Emergency Services Minister hits back at fire union’s ‘act of bastardry’ after Tathra inquiry
65 homes, 70 caravans and 1,250 hectares were destroyed in the Tathra bushfires that broke out earlier this year.
In the days that followed, there were allegations of a turf war between the volunteer-based Rural Fire Service (RFS) and the full-time members of Fire & Rescue NSW.
An inquiry into the fire has found “palpable animosity” between the organisations and calls for urgent reform.
State Emergency Services Minister Troy Grant tells Mark Levy while there was animosity, “it existed in the dispatching of firefighters and not the actual firefighters on the ground”.
The report calls for civilian call dispatch services, the same operating service NSW Police have used for years, to rectify the issue.
Fire Brigade Employees’ Union (FBEU), who is responsible for the full-time firefighters, aren’t happy with the decision which would see them lose control of the service.
“The way they conducted themselves by putting that angst and extra angst into the community of Tathra was deplorable.”
FBEU told 2GB earlier this year there’s always been a “turf war” between the two organisations after the RFS rejected two offers for help from Fire and Rescue NSW.
Mr Grant came under fire from the union after saying their public comments about a turf war was “an act of bastardry”.
“They got very upset with me and said I’ve called them all bastards, which I didn’t. I said what they did was an act of bastardry towards those victims in Tathra.
“For them to have the thought that their house may have have been saved had they been deployed, well it’s clear that wasn’t the case.
“Everything that was done on the ground was done exceptionally well by both fire agencies… and the fire was just of the nature that nothing was going to stand in its way.”

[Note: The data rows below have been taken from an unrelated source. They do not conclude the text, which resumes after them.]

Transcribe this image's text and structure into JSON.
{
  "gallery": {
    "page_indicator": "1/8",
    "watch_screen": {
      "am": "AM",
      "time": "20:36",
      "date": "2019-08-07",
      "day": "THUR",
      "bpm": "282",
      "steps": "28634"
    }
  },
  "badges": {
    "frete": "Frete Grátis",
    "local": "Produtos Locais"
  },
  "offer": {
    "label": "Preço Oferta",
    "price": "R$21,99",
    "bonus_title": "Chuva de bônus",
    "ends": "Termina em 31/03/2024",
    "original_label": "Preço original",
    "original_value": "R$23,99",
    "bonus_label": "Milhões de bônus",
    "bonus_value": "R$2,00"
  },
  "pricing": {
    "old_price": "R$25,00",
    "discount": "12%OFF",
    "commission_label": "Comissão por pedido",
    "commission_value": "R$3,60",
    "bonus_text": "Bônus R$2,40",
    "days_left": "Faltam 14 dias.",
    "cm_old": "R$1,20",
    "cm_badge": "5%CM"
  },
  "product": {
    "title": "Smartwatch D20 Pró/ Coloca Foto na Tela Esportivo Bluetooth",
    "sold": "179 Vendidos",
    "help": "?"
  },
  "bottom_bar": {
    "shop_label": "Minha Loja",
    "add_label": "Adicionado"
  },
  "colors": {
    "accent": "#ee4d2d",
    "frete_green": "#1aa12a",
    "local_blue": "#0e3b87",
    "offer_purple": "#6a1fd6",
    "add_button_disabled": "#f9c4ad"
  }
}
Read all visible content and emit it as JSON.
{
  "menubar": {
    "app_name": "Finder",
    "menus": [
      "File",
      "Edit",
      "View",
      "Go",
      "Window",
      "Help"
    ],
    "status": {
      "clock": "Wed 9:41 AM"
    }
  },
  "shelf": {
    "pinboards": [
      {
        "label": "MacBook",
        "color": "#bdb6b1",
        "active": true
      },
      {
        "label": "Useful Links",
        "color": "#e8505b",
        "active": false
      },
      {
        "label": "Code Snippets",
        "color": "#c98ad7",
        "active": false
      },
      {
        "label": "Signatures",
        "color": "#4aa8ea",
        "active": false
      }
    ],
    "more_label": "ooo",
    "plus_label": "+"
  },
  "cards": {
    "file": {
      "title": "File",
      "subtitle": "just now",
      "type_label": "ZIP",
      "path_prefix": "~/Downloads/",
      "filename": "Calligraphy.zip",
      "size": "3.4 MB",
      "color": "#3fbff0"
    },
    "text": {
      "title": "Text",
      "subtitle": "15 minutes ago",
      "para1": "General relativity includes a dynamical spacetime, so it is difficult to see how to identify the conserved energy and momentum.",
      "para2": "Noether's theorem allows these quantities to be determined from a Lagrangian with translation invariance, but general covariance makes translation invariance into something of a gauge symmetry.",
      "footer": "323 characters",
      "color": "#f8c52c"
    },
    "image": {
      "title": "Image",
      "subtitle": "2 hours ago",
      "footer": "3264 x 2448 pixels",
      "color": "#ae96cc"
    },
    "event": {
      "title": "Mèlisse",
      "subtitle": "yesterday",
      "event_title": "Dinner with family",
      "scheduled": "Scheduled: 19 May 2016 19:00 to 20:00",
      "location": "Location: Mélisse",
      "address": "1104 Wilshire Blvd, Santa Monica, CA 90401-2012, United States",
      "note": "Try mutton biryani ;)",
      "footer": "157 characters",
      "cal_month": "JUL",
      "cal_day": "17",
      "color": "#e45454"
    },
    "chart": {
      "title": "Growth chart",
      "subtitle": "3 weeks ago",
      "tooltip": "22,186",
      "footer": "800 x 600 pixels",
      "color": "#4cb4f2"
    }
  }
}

Click PLAY below to hear the full interview
Image: David Neyle Facebook